■ Website and app data records ■
■ ■ ■ ■ ■
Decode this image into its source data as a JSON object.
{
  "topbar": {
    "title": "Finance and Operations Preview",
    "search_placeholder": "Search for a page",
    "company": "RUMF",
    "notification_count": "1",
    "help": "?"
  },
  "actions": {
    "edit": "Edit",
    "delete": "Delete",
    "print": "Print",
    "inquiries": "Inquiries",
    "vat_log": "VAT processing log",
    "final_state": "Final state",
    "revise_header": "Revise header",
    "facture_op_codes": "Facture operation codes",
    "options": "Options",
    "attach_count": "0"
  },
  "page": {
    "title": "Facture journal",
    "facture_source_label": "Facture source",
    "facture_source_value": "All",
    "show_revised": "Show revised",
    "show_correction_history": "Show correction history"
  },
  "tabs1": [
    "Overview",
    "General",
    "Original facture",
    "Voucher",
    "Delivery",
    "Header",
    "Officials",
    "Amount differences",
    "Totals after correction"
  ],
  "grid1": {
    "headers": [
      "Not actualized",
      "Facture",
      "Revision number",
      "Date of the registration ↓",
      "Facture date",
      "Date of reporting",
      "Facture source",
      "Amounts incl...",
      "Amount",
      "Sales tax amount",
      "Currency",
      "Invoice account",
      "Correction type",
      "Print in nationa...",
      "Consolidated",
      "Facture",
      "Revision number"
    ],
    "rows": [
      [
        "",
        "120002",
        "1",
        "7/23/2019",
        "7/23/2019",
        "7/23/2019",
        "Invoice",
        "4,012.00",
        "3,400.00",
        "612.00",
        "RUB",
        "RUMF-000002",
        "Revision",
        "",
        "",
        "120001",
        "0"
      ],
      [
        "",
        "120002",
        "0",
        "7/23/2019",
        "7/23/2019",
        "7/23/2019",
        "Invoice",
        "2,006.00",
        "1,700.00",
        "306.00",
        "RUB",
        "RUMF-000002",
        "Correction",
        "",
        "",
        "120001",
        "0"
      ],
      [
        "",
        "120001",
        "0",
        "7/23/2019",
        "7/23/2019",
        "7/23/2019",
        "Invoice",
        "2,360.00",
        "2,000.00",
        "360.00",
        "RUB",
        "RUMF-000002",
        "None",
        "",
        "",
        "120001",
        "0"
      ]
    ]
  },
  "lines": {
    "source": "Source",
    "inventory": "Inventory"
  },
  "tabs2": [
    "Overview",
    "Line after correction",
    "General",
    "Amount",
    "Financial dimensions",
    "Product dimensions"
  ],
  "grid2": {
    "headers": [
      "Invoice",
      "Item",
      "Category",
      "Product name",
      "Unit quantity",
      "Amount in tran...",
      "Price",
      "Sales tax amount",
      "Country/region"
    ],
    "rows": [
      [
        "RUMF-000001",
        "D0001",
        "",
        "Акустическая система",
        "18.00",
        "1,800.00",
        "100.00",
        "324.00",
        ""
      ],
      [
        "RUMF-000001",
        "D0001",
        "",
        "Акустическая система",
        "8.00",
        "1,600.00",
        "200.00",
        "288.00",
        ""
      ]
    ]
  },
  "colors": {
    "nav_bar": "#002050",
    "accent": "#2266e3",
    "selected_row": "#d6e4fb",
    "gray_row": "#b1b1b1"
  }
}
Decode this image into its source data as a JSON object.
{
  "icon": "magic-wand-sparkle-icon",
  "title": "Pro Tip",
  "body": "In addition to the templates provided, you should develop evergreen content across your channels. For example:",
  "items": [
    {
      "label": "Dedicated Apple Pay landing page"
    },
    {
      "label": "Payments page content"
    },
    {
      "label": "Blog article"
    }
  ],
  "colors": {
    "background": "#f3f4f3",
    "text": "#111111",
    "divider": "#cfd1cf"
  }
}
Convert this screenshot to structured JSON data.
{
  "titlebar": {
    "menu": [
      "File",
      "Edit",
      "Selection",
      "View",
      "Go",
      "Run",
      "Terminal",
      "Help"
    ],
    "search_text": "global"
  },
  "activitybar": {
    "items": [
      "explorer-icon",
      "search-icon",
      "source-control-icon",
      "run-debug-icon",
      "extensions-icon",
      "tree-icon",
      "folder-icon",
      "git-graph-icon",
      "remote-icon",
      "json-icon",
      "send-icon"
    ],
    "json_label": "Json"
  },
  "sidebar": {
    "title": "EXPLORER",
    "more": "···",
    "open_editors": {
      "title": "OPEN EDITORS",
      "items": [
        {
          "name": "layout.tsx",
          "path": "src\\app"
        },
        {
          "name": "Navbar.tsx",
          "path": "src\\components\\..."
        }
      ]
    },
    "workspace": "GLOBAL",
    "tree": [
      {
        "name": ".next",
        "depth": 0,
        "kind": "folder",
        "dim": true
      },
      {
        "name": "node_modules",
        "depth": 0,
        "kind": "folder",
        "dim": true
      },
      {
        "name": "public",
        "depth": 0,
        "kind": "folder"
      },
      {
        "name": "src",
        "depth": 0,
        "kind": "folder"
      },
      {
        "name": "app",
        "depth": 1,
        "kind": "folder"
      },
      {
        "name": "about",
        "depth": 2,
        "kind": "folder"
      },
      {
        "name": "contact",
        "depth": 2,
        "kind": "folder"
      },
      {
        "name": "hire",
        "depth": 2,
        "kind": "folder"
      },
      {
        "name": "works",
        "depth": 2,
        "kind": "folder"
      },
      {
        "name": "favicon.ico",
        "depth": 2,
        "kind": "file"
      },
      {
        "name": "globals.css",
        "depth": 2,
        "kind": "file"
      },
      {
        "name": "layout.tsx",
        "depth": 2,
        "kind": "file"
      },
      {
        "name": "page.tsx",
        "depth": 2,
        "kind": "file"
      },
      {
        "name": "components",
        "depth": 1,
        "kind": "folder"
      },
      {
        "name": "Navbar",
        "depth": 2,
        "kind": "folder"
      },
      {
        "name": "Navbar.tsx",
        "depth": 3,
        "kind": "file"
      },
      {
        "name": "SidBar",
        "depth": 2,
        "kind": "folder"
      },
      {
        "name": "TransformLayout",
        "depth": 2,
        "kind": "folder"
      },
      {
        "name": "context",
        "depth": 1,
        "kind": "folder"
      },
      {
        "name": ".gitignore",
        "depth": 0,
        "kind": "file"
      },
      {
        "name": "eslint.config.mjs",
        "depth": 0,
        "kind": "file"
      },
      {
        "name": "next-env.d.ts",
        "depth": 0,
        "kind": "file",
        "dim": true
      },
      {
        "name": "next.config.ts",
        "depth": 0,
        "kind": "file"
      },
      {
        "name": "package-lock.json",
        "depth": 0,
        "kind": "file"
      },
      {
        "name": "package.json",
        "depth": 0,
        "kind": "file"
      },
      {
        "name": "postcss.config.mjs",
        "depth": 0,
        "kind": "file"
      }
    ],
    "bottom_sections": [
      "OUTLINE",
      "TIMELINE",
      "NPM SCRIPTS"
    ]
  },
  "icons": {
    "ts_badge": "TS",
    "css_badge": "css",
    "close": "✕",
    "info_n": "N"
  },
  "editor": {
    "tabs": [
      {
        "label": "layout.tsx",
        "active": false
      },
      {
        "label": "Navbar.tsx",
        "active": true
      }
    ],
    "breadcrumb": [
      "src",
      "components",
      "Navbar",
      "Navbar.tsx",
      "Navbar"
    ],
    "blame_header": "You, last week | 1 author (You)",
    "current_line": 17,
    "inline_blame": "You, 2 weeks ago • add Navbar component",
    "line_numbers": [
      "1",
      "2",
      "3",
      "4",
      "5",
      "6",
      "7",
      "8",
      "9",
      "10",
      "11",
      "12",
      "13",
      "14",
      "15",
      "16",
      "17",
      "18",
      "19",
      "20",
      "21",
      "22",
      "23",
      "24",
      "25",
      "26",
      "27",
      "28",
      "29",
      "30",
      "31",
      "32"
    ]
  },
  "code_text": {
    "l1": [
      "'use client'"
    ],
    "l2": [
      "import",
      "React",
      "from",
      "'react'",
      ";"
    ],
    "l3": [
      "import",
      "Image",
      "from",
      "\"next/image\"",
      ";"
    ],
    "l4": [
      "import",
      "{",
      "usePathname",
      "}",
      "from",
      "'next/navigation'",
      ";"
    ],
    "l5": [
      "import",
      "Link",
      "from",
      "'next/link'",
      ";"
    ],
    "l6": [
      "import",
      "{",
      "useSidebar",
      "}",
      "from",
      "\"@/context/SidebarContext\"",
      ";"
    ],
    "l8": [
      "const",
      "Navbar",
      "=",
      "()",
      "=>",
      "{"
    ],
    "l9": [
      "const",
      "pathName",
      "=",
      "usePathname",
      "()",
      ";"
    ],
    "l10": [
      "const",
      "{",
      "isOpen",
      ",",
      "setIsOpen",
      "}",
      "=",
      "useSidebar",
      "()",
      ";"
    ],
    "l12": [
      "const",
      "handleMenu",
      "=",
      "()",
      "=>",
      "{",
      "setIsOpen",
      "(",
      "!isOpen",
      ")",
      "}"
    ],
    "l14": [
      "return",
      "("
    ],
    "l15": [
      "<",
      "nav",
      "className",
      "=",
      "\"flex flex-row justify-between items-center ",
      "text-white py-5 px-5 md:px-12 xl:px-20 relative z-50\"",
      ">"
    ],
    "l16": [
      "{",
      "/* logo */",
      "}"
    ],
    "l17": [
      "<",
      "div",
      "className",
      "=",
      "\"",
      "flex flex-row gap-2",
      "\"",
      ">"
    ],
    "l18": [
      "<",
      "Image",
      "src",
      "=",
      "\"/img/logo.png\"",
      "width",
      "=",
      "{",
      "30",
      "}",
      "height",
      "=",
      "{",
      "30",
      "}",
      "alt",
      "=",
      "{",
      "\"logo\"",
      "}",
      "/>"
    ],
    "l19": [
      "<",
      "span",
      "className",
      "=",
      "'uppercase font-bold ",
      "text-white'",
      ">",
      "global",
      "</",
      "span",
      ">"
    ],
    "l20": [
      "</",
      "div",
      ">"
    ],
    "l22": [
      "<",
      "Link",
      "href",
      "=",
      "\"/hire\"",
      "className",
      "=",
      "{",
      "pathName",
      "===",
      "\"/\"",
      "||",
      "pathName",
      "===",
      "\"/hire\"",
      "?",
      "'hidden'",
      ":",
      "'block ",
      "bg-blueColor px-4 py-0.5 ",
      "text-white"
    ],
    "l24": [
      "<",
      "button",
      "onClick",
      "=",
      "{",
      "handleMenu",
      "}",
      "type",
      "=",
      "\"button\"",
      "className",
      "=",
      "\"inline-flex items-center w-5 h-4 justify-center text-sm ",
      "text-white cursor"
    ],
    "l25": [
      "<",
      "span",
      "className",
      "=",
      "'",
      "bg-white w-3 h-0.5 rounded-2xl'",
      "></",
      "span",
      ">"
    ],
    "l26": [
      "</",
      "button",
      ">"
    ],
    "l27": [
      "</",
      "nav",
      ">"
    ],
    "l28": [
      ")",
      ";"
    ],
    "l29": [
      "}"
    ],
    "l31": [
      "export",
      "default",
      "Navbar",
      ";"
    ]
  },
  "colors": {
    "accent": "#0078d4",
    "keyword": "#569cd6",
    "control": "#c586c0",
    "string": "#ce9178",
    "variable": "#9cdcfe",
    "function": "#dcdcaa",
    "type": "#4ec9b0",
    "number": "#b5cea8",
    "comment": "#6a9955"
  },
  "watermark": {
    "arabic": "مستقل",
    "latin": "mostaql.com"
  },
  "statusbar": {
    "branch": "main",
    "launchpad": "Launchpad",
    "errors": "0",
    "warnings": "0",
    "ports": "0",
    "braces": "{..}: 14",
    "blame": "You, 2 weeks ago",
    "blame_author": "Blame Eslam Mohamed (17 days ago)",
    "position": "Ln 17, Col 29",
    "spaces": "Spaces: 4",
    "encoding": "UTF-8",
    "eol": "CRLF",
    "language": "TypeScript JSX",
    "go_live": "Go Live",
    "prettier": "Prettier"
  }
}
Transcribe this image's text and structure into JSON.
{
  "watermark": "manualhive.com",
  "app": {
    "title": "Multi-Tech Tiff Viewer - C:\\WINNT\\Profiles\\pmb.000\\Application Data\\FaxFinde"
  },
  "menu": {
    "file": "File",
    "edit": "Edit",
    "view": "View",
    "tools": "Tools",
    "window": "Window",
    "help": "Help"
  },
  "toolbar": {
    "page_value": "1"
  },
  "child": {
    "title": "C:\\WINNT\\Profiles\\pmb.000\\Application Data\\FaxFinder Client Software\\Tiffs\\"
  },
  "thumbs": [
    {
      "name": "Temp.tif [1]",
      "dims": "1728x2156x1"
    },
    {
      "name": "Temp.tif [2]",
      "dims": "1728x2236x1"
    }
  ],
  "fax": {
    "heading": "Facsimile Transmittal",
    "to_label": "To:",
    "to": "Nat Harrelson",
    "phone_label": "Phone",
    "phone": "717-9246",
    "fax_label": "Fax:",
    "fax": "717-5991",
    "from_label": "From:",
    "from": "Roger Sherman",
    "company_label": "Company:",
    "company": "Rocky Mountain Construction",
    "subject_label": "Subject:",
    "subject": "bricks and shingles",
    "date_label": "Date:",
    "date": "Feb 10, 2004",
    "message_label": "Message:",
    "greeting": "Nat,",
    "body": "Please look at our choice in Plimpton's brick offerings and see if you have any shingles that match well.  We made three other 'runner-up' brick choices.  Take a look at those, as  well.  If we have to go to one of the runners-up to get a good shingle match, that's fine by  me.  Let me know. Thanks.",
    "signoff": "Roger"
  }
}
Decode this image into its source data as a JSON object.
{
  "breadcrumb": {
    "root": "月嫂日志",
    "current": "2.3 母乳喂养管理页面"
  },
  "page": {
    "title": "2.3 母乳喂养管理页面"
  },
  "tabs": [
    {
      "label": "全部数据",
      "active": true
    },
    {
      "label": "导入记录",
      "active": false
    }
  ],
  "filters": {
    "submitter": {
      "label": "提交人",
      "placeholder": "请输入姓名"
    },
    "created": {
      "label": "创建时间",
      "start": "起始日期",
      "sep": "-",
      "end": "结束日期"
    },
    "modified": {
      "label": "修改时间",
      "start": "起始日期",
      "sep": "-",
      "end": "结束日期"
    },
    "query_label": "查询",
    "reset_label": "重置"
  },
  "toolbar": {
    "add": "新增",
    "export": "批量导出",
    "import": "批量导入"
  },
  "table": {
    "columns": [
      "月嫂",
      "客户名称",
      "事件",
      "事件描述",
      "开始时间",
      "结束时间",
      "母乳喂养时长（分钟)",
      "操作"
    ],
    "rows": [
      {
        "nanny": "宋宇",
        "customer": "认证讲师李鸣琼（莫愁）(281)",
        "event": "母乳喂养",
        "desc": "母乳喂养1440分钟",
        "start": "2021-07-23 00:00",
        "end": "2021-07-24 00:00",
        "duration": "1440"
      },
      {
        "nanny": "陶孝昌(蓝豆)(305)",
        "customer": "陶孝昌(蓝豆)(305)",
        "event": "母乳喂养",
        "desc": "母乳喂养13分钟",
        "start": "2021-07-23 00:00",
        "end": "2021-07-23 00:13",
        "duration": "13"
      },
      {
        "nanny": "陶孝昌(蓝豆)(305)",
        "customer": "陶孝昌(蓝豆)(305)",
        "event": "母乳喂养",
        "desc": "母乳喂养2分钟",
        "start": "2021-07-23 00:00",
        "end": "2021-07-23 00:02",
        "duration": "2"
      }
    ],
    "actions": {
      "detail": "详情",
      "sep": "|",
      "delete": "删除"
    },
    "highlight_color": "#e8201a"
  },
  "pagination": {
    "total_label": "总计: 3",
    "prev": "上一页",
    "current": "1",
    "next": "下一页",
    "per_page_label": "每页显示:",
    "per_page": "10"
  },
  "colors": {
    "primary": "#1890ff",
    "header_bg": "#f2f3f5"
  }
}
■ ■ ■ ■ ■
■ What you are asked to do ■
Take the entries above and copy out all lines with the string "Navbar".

■ Answer section ■
          "name": "Navbar.tsx",
        "name": "Navbar",
        "name": "Navbar.tsx",
        "label": "Navbar.tsx",
      "Navbar",
      "Navbar.tsx",
      "Navbar"
    "inline_blame": "You, 2 weeks ago • add Navbar component",
      "Navbar",
      "Navbar",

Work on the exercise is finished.